• EXERCISE BRIEF
Find how many lines of the following entries contain "price". Reply with the number alone.

* * *

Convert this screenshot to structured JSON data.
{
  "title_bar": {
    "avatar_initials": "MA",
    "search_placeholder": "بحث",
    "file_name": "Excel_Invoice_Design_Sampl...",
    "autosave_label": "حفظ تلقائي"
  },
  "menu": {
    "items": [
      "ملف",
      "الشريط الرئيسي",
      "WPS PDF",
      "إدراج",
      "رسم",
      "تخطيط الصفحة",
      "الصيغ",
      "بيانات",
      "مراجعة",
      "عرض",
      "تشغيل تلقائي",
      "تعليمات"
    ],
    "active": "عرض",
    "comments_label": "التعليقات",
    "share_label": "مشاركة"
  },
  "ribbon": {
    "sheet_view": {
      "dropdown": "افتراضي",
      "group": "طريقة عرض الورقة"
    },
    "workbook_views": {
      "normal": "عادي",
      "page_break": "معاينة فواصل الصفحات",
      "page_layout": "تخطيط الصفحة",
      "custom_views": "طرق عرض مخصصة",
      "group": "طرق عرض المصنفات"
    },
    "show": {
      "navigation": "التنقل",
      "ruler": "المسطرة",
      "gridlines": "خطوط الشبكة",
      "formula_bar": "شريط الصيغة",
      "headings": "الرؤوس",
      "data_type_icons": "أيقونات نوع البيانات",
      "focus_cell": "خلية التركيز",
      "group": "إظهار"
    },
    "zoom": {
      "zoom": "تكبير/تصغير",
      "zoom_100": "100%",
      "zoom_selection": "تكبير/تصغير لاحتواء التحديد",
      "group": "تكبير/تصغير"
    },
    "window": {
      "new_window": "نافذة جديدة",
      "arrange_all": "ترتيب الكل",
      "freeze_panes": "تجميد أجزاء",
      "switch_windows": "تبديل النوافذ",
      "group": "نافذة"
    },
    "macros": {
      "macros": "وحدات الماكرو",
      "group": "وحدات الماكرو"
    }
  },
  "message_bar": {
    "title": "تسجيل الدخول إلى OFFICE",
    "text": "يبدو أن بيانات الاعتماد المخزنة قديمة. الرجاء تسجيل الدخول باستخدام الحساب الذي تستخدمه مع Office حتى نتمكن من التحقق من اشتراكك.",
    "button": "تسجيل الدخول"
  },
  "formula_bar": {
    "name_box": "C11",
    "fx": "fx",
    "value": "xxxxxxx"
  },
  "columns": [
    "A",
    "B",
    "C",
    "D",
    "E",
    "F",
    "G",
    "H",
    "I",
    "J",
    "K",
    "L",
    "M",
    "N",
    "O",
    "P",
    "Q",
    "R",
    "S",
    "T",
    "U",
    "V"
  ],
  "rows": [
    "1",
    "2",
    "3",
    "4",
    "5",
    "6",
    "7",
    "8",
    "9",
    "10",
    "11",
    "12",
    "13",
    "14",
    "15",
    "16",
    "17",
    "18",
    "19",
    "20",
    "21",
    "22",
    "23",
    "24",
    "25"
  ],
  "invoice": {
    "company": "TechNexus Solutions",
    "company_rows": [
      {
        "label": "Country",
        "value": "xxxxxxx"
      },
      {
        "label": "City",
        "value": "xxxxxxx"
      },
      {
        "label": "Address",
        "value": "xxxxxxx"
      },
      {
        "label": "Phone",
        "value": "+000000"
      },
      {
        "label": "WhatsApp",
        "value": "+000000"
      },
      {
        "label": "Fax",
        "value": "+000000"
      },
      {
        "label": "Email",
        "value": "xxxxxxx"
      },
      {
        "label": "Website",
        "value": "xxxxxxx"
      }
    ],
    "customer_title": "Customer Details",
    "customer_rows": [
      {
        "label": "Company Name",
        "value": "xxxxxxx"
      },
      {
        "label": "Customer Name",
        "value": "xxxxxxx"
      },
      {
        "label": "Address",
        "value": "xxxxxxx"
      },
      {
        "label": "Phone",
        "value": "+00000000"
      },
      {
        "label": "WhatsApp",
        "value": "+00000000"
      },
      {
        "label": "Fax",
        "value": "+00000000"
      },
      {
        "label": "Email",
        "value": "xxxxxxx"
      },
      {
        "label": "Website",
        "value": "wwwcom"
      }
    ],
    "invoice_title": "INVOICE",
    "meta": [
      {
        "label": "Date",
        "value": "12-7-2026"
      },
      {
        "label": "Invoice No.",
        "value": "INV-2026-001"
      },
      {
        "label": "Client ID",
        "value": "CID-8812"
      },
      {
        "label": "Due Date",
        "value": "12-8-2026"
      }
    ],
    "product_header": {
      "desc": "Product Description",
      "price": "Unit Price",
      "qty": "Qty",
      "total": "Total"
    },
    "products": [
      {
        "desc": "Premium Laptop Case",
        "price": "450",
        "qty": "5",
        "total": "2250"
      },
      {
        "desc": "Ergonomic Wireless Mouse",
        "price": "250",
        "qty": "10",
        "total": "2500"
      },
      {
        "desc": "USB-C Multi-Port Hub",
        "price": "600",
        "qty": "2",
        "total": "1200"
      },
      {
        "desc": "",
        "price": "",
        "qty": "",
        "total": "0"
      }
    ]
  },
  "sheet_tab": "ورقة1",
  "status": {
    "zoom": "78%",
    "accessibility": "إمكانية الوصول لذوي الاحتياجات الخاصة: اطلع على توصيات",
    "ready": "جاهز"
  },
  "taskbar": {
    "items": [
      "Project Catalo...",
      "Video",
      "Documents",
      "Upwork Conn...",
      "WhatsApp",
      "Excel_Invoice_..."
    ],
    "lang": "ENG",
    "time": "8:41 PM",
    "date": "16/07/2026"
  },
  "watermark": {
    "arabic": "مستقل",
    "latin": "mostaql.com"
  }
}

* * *

• SOLUTION
5